Search the listing below for the word "Extrato", and copy every line in which it turns up.

BEGIN

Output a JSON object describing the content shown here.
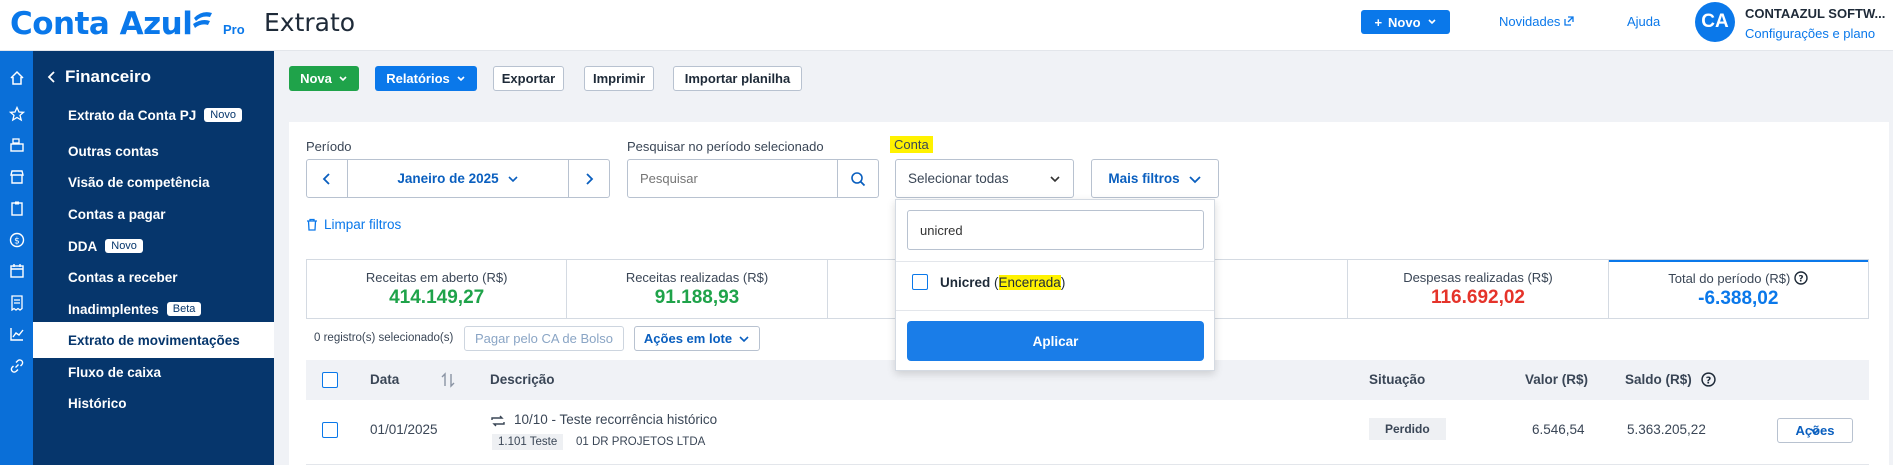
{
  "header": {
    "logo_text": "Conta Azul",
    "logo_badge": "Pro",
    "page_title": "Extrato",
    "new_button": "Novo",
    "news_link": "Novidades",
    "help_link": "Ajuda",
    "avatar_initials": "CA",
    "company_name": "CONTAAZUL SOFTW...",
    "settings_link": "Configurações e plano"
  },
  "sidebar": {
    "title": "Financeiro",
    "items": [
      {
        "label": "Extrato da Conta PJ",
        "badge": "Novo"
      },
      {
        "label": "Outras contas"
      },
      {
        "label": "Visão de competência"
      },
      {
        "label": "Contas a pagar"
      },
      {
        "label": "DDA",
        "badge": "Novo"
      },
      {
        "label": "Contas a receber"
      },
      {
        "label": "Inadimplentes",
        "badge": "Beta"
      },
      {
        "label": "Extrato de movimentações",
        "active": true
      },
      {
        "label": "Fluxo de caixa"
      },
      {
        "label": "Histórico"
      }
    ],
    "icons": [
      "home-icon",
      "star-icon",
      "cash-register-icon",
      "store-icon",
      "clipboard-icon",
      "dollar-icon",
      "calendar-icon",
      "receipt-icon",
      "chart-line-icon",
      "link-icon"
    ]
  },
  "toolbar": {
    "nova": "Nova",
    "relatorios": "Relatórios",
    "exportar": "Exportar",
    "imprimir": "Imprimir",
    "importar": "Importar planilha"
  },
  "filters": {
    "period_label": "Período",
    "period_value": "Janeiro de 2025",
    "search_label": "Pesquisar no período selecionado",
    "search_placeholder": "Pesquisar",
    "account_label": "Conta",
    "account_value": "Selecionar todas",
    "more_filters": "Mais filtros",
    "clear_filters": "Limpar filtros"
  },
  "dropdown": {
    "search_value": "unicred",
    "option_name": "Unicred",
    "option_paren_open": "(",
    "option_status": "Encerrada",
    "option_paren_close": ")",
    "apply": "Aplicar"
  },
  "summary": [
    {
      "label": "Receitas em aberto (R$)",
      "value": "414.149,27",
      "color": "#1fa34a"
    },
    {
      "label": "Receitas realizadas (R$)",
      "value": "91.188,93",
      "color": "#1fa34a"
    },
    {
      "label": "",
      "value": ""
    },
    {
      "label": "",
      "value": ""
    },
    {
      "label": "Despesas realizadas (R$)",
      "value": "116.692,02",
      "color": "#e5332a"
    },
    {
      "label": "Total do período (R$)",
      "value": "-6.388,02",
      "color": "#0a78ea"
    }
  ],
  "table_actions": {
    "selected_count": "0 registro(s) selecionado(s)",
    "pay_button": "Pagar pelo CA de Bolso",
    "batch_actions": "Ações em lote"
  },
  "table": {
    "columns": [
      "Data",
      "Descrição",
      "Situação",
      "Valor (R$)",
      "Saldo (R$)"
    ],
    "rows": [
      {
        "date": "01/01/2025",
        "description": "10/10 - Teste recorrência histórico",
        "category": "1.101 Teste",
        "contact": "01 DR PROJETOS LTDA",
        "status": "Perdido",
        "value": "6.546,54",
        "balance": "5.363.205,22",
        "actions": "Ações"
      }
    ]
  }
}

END
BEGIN

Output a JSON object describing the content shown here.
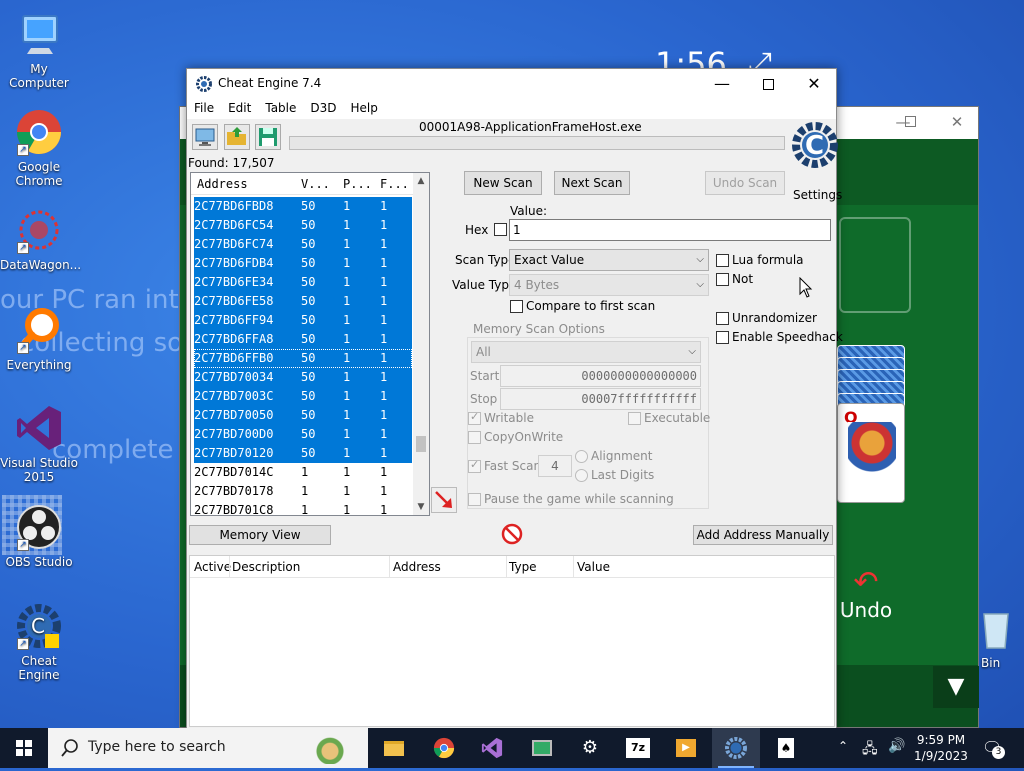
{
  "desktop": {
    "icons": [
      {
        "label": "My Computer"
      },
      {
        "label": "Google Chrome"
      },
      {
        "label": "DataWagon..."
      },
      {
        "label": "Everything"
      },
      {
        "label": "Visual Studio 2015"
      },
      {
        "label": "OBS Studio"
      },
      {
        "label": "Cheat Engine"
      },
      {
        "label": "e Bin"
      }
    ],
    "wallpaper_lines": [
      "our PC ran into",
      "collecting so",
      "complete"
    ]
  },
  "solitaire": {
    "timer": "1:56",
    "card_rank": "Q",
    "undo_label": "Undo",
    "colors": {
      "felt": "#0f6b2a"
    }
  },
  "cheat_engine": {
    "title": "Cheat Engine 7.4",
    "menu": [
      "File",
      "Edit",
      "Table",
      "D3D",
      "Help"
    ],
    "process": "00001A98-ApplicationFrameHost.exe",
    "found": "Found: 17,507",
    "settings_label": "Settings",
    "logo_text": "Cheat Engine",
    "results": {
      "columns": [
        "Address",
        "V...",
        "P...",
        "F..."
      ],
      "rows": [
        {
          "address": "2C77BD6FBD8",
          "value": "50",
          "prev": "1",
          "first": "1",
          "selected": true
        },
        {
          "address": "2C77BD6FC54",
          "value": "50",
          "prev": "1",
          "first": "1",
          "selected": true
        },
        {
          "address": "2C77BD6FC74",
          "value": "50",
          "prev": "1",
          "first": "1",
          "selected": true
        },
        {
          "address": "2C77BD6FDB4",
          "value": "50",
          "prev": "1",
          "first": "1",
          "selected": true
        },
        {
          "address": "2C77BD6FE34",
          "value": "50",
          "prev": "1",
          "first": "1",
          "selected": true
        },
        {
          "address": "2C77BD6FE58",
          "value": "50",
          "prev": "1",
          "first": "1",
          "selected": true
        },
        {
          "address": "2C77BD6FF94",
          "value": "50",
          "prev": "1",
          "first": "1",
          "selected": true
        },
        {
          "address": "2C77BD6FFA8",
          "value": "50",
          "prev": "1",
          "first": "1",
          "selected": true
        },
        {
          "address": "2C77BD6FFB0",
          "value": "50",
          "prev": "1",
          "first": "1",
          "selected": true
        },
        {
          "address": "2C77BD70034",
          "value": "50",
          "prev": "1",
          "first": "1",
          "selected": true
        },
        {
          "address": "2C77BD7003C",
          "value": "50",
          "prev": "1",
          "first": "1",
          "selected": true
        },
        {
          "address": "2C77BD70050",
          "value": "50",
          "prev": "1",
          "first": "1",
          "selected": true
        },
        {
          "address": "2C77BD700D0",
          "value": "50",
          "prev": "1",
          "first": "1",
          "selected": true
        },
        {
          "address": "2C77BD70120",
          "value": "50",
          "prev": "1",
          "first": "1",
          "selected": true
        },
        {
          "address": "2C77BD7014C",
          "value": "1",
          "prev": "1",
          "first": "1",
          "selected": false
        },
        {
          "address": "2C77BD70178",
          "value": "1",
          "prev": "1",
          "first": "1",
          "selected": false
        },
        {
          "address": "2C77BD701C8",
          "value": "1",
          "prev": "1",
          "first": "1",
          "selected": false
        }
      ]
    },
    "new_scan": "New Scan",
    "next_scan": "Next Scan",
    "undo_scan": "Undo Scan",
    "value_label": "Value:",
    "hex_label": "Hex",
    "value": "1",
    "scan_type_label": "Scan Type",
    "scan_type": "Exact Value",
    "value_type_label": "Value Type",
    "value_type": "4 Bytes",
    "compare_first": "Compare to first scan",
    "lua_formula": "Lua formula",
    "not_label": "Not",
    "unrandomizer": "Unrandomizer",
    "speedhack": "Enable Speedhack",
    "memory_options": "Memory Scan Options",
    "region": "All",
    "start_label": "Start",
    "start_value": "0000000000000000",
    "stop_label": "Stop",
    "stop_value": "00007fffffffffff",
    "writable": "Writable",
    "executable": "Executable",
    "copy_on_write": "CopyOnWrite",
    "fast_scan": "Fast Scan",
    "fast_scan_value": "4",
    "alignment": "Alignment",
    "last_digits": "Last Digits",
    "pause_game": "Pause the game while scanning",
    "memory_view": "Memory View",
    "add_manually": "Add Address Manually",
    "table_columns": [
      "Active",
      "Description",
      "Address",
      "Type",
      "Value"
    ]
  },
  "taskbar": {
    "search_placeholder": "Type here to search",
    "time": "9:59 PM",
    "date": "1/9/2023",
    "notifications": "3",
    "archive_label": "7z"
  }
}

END

# Output for this exercise:
    "page_title": "Extrato",
        "label": "Extrato da Conta PJ",
        "label": "Extrato de movimentações",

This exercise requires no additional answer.